Researchers from Germany report a possible association between patients with hip pain and their tendency to be older, obese, and depressed, compared to people with no hip pain.

Gender and social status were not associated with this pain, they add.

The study, conducted by Martin Schwarze, DrMed, of Heidelberg University Hospital, and colleagues, and published in Musculoskeletal Care, included 2,515 German adults 14 years old and above, 4.9% of whom reported chronic hip pain and an additional 1.5% who reported chronic hip pain that was disabling. Hip pain affected 1-5 sites in 47%, and was widespread (6-19 sites) in 50% of the participants.

Obesity and increased values on a depression scale were associated with a 2.55-times and 8.53-times higher likelihood of chronic hip pain, respectively, compared with individuals without pain. Increased values on the depression scale also increased the likelihood of experiencing disabling chronic hip pain, according to a media release from Wiley.

“Our results support the recommendation of previous researchers, that additional diagnostic studies should be performed for patients who experience chronic hip pain, particularly when there is a discrepancy between subjective pain levels and objective functional limitations,” Schwarze and colleagues state, explaining that evaluating psychological health status in people with chronic pain can sometimes pinpoint comorbid mental factors, which can lead to a more effective treatment plan.
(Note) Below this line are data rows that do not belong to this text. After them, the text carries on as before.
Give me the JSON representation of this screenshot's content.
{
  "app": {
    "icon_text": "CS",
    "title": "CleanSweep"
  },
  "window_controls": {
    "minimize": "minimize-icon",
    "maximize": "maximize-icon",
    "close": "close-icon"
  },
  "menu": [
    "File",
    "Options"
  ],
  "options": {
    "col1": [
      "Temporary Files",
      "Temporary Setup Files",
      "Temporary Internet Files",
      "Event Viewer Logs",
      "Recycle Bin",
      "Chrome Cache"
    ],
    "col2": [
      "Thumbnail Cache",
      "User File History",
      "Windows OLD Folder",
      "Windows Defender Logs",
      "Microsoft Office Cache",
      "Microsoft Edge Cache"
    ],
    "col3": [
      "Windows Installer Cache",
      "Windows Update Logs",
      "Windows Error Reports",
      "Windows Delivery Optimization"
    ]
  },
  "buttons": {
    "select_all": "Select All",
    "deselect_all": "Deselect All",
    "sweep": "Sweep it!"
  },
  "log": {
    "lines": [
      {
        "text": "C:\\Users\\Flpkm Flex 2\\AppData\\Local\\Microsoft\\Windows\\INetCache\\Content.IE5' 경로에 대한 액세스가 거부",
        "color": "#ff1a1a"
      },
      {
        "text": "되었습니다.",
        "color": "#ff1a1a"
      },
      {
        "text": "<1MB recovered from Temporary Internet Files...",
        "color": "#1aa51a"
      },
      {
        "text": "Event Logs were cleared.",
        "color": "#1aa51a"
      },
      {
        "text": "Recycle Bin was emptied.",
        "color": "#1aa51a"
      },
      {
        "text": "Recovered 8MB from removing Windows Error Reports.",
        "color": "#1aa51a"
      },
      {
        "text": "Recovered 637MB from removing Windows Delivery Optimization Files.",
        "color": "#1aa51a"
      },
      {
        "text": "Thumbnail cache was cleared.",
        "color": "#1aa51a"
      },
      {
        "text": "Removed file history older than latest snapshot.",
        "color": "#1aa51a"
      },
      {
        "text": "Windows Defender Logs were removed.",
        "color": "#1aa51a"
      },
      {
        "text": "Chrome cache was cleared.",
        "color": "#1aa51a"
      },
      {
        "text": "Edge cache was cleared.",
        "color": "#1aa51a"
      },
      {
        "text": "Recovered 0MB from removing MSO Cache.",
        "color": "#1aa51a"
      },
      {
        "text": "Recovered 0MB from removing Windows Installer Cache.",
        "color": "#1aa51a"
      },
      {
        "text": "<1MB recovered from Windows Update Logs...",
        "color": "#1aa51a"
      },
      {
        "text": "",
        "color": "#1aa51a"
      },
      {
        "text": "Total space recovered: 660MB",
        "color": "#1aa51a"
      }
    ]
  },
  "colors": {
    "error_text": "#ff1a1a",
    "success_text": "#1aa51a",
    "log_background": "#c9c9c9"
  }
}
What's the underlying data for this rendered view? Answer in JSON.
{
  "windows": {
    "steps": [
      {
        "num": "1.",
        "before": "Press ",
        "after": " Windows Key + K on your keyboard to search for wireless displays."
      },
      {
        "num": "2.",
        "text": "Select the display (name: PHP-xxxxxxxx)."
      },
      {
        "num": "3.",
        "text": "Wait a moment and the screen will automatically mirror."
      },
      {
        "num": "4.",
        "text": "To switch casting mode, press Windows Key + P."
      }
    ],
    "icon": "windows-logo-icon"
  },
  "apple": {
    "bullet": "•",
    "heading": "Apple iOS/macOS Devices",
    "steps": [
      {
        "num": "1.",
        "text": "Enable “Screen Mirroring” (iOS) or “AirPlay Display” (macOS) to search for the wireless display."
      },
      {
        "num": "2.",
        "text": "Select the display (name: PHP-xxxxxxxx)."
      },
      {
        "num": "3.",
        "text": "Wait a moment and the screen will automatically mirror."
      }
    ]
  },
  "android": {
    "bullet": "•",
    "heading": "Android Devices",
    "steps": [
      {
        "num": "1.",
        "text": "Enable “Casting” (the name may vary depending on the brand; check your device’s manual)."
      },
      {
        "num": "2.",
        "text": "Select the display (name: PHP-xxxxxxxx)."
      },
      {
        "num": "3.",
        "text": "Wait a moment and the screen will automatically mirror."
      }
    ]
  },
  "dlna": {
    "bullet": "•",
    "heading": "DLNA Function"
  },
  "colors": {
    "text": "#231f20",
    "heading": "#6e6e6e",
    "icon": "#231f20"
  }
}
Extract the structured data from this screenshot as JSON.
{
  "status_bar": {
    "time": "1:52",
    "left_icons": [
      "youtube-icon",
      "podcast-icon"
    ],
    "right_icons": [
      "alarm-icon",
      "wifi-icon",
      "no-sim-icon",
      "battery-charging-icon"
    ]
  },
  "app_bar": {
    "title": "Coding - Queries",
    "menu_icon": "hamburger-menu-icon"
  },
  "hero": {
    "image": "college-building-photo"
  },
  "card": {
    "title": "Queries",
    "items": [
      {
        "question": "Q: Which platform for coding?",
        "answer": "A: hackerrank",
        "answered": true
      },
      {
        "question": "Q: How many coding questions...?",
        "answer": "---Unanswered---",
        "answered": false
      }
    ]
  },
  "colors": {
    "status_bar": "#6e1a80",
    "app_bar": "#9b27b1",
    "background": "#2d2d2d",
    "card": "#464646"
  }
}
“The intensity of pain experienced from the hip joint, and particularly the functional limitations that ensue, are influenced not only by the pathological changes in the joint, but also by psychological cofactors such as fear, depression and catastrophizing,” they add, in a separate release from Medpage Today.

In the study, the participants were administered questionnaires regarding pain, with chronic hip pain defined as pain that occurred within the past 7 days and persisted over the previous 3 months. Disabling hip pain was defined according to a separate questionnaire that assessed five functionality areas, including physical, emotion, cognitive, social, and daily activity functioning. Depressive symptoms were assessed using the Beck Depression Inventory for Primary Care questionnaire.

In the cohort, nine reported acute hip pain, 124 chronic pain, and 39 disabling chronic pain, for a total of 172 (6.9%) participants who experienced some type and severity of hip pain, the authors note.

They reported a “satisfactory” response rate of 57% in the study, but pointed out that “we could not exclude a selection bias towards participants who experience pain being consequently more motivated to complete the questionnaire.” Also, the cross-sectional design could not show causality between the assessed risk factors and hip pain.

“Our results for depressive disorder showed a stronger association with hip pain than our results for obesity,” the authors continue, in Medpage Today. They suggested that future studies should specifically look at when, and to what extent, depressive symptomatology may influence the decision to undergo primary total hip arthroplasty in this population. Future research should also look at the clinical outcomes following psychological screening among patients with hip pain.

[Source(s): Wiley, Medpage Today]